“This game has given me everything and it was a great way of life for me,” Kirmani told the DreamCricket Academy members during a question and answer session.
Image (right) - Syed Kirmani at the DreamCricket Academy in Hillsborough, N.J. [Courtesy: Peter Della Penna/DreamCricket.com]
Kirmani became the latest big name in cricket to spend time with young American cricketers at the DreamCricket Academy, whose guests since its founding in 2008 have included Ian Pont, K. Bharath Kumar, Chetan Chauhan, Balwinder Singh Sandhu, Lance Gibbs and Sunil Gavaskar. Kirmani encouraged all the young players to aim high and not be afraid of challenges on or off the field.
“I had no fear facing the fastest bowlers of our time,” Kirmani said. “When you fear anything, you will not be successful. Whatever happens will happen so be positive. If he is the fastest bowler, I have got the bat. I’ll hit him. If he can knock me, I can also knock him. That is the approach I had. That’s the kind of feeling I always had. The most fearful thing, I have always taken it as a challenge and that brought the best out of me. So what if he’s the world’s best spinner. So what if he’s the fastest bowler in the world. I can also beat him.”
“That should be the feeling in whatever. All right if he’s number one in the class. If he’s number one, I’ll beat him. That’s how you kids have got to think about it. You’ve got to be number one in wherever you are. You’ve got to tell yourself that yes, if he’s a brilliant student I’ll be better than him. If he’s a rank holder, I’ll do better than him. If he’s a better guy than me, I’ll be the leader of the class. That should be the positive thing. That should be your aims. That should be your goals in whatever you want to become.”
Towards the end of the coaching session, Kirmani talked about key areas for cricketers to focus on in order to strengthen their games. He also took aside the wicketkeepers in the group to give tips on how to improve their footwork and body positioning particularly when it comes to standing up to the stumps for spin bowlers.
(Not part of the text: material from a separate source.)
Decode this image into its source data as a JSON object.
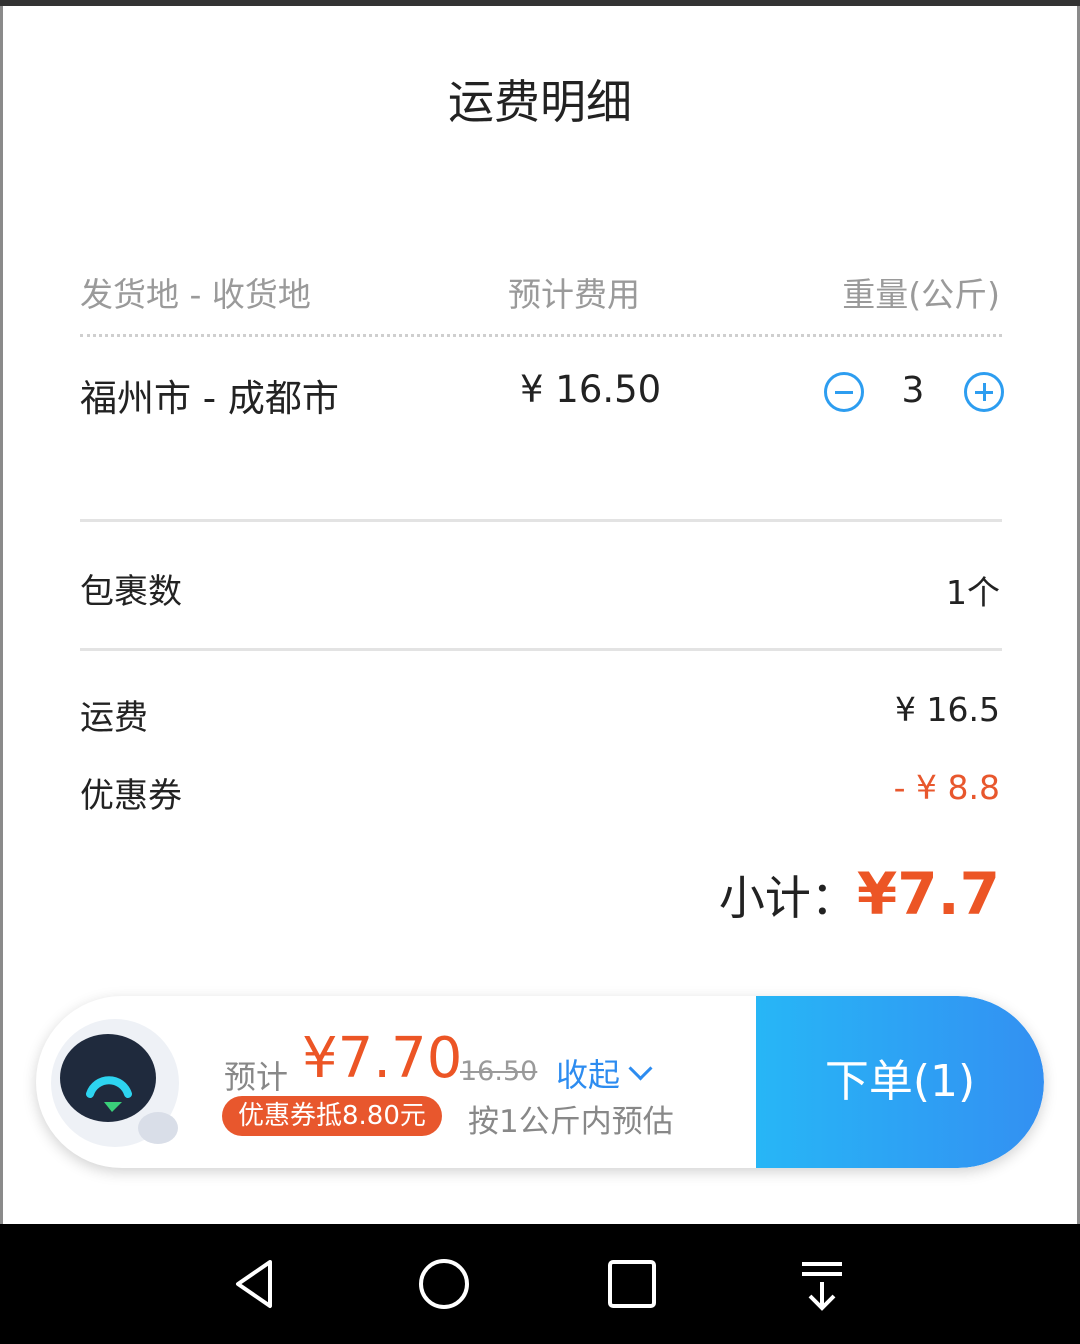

Kirmani kept wicket during much of his career to India’s famed spin quartet of Bishan Singh Bedi, Bhagwat Chandrasekhar, Erapalli Prasanna and Srinivas Venkataraghavan.
Image (above) - Former Indian wicketkeeper Syed Kirmani shares some footwork techniques with a junior wicketkeeper at the DreamCricket Academy in Hillsborough, N.J. [Courtesy: Peter Della Penna/DreamCricket.com]
“It was our privilege to host Padma Shri Syed Kirmani, an iconic cricketer from the winning 1983 World Cup team,” Kranthi Bayya, CEO of DreamCricket, said. “DreamCricket Academy youth and parents enjoyed his many anecdotes and eagerly took in pointers during the coaching session he oversaw along with DreamCricket coaches Earl Daley and Delkash.”
Since 2008, DreamCricket Academy has introduced cricket to hundreds of boys and girls with several junior players going on to represent USA’s junior national teams.